What you will do
In the entries below, find every line holding the string "JSON" and collect it.
** Opening Material supplied block **
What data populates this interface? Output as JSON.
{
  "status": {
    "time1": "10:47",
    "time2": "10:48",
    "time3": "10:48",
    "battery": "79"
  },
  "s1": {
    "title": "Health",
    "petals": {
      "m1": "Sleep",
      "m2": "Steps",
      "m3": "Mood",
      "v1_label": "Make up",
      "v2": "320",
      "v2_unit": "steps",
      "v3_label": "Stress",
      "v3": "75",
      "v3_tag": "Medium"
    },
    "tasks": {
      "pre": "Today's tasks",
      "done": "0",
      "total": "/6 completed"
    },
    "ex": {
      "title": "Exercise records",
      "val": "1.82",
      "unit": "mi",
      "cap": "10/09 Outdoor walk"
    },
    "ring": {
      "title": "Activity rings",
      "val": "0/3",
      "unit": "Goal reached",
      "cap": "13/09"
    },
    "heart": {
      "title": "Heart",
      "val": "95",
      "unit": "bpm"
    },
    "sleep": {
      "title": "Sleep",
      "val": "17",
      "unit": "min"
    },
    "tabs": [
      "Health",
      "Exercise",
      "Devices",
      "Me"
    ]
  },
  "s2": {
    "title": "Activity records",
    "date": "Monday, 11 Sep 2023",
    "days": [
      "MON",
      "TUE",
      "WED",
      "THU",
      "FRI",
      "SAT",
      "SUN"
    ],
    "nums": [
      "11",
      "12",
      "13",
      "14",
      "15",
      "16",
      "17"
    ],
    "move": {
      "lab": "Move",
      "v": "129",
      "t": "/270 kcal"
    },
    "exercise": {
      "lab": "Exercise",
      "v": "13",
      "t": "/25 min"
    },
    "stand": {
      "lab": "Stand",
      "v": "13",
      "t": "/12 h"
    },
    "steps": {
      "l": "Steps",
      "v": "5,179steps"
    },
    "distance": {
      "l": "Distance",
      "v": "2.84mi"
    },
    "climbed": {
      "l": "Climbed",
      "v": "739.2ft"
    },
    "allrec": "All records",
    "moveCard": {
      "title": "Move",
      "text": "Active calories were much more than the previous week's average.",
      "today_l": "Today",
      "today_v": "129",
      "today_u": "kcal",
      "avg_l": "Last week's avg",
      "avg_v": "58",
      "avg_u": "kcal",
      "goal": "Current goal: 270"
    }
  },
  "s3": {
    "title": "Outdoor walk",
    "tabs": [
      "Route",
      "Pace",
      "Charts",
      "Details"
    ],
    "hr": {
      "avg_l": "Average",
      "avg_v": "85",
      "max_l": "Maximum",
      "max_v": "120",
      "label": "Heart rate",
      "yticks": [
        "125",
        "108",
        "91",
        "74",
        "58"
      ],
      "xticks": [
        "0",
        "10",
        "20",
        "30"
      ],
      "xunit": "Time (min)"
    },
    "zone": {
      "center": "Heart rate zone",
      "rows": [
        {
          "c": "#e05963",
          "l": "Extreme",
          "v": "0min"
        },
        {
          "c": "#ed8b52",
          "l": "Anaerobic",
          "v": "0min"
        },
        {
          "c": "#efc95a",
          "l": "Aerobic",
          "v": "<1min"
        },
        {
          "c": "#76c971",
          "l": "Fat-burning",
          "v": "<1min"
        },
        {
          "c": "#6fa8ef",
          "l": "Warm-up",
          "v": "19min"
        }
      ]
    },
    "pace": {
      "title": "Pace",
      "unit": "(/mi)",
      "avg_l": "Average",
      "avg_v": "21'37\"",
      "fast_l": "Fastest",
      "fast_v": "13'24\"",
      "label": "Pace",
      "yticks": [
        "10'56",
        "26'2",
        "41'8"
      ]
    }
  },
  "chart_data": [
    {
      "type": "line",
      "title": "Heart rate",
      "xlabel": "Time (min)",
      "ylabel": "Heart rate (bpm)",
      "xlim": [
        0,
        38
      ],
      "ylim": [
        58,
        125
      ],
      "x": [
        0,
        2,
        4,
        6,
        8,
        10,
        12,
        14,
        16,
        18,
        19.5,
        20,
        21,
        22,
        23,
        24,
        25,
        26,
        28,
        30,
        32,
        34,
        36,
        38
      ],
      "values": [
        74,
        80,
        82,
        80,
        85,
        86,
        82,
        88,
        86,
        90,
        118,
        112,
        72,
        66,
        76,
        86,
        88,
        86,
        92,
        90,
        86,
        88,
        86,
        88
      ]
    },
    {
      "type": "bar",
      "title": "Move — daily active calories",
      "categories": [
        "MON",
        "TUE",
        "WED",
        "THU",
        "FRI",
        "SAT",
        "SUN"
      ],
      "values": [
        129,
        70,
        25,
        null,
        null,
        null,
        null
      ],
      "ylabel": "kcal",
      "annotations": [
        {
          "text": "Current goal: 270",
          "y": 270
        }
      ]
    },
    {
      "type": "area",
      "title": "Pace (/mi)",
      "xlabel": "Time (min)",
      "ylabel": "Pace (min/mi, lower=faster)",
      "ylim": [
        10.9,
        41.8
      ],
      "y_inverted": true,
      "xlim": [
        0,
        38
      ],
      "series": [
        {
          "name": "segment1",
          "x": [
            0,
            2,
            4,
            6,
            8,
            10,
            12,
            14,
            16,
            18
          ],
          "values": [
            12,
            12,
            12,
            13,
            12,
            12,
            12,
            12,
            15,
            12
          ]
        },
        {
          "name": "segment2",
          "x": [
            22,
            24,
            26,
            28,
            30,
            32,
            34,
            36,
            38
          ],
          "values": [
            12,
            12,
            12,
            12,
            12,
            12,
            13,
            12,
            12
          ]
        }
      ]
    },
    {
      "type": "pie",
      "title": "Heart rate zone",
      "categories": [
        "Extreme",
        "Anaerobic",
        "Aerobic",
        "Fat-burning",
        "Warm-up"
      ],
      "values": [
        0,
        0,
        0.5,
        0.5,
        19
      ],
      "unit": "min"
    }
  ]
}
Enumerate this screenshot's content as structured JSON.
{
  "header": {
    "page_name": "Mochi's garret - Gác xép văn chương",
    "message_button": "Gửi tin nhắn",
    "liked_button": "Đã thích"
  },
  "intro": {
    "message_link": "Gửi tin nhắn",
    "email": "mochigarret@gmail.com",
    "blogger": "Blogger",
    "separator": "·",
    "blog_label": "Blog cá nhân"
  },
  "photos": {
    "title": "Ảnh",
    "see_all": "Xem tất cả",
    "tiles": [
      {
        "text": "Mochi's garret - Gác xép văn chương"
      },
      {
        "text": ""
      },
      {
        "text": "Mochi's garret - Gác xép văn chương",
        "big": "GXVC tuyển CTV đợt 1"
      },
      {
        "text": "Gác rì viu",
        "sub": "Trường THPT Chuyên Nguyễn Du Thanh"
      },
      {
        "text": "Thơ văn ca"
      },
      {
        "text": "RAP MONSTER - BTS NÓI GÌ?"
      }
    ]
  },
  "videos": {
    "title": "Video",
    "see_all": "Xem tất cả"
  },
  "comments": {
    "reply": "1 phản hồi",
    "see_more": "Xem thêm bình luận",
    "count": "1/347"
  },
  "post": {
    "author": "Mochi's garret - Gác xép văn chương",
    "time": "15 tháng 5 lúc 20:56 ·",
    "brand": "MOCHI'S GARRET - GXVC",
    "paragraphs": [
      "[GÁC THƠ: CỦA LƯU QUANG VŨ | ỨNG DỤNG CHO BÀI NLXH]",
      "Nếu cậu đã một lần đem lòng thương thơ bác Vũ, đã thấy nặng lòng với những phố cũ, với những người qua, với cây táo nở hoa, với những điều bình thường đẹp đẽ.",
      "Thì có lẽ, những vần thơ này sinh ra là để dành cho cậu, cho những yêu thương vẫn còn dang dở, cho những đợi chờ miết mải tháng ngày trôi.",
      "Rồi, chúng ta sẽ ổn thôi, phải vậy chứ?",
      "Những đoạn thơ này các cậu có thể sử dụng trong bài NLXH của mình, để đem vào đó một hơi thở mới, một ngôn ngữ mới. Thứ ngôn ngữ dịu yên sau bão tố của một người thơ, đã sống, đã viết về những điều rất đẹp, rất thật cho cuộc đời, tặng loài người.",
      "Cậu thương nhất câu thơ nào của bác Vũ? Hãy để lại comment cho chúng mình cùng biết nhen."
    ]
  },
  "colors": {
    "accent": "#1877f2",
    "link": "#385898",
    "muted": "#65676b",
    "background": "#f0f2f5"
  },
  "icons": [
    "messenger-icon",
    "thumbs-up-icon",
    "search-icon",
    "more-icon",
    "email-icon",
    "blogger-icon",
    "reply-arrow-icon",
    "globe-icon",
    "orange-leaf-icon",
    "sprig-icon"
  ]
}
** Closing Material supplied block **
Result of this task
What data populates this interface? Output as JSON.
Enumerate this screenshot's content as structured JSON.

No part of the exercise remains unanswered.